You’ve been hearing the rumors for weeks. Another round of cuts are coming. Unfortunately, they weren’t just rumors – its bad news and you’re on the receiving end.
How did you go from strong contributor, key part of the team, a leader who understood the business – how did you go from all that to unemployed in what seemed to be an instant?!
It doesn’t matter how well prepared you thought you were; when it happens, it hurts. You’re shocked, possibly stunned. Your head is spinning and your heart is racing because you can’t understand how this is possible.
Maybe you avoided the previous rounds of layoffs. Maybe your seniority offered you a reprieve. Maybe your skillset was in such high demand that management thought “We can’t live without her/him!” Maybe you are promotable and decision makers saw you as a rising star with a bright future.
No matter how or why you escaped the previous rounds of reductions, you never felt “safe” and no employee should. Feeling safe leads to complacency and causes us to assume we’ve done enough. When everything is comfortable (or at least I’m not worrying about my fob opening the door at the office in the morning), then the tendency is to stop all of the things I do when I’m nervous about my future!

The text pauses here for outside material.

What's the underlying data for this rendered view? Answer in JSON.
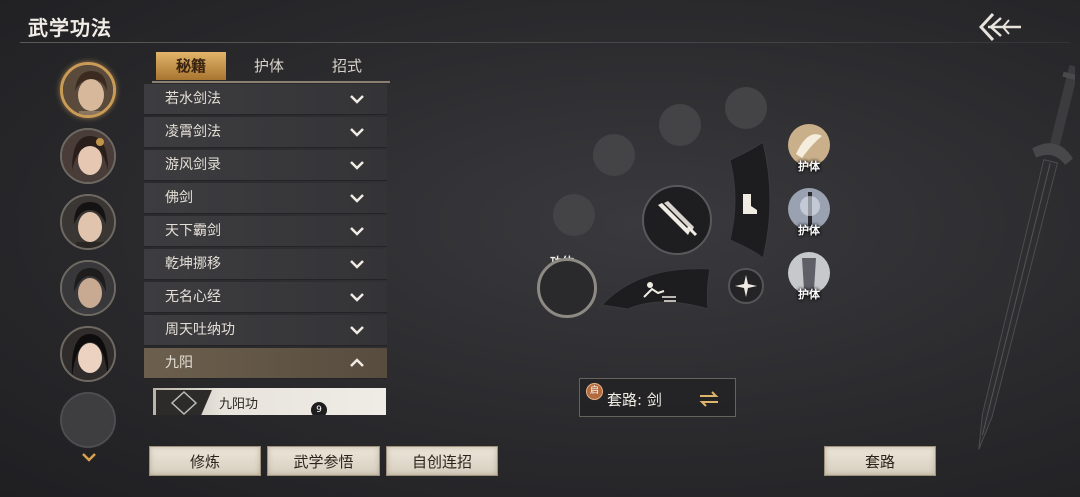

Remember how just a couple paragraphs ago you were glad to be the one that escaped the hatchet and kept your role? Guess what? All that work seven of your former team members used to do is now up to you and the four others that remain.
Deadlines haven’t changes, so, yeah, I’m going to need that TPS report before you leave tonight…and you’re good for the mandatory overtime this weekend, right?!
I know this is hard to believe, but sometimes it’s not good being the last one out the door. Sometimes it’s better to be the first to go.
The “You Suck” to “You Rock” Bell Curve
You don’t want to do this, but trust me, it’s important for you to keep perspective. A uniquely human characteristic is at your disposal and it will assist you through this transition. That characteristic is called empathy.
It’s gotten nearly impossible for your boss to determine who should stay and who should go. Good team leaders have outstanding hiring practices and vet out the best fit for their teams – you were one of those great hires! This is almost certainly not a reflection on you.
There isn’t a bell curve that has three of the sixteen people in your team in the “YOU SUCK” category and three in the “YOU ROCK” with the other 10 in the “YOU’RE AVERAGE” category. Poor performers were let go during the first rounds of layoffs. The dead-weight has been eliminated. Everyone excels at their role. All that’s left are key performers, those who have been at the top of their game for several years.
Unless you work for Ted Hendricks (Secret Life of Walter Mitty), you’re boss isn’t enjoying this process any more than you are. He/she is in a difficult positon, unable to sleep at night just like you. It’s different, you’re right. Your boss still has a job and paycheck…and you don’t. It’s hard to feel for him/her, but it’s necessary. Why you say? Because you are going to rise above this. Remember:
- He/she has to live with the gut-wrenching guilt that comes with knowing how deeply they impacted individuals and families
- Your boss knows that the business feels no loyalty and it’s as likely to be him/her the next time around
- He/she is perfectly aware that they are not capable of doing without you what could be done with you – your absence will be felt
- They are left to motivate decimated ranks at a time when morale is likely to be at an all-time low
That’s all well and good for them, but the question you are asking is what am I going to do? While that answer is going to be different for each individual, you can take action that will help you through this. All hope is not lost and the first thing you must decide is that you aren’t going to waste time feeling sorry for yourself – instead, you are going to take charge of yourself!
Next week, I’ll give you FOUR STEPS TO CALM YOUR SOUL.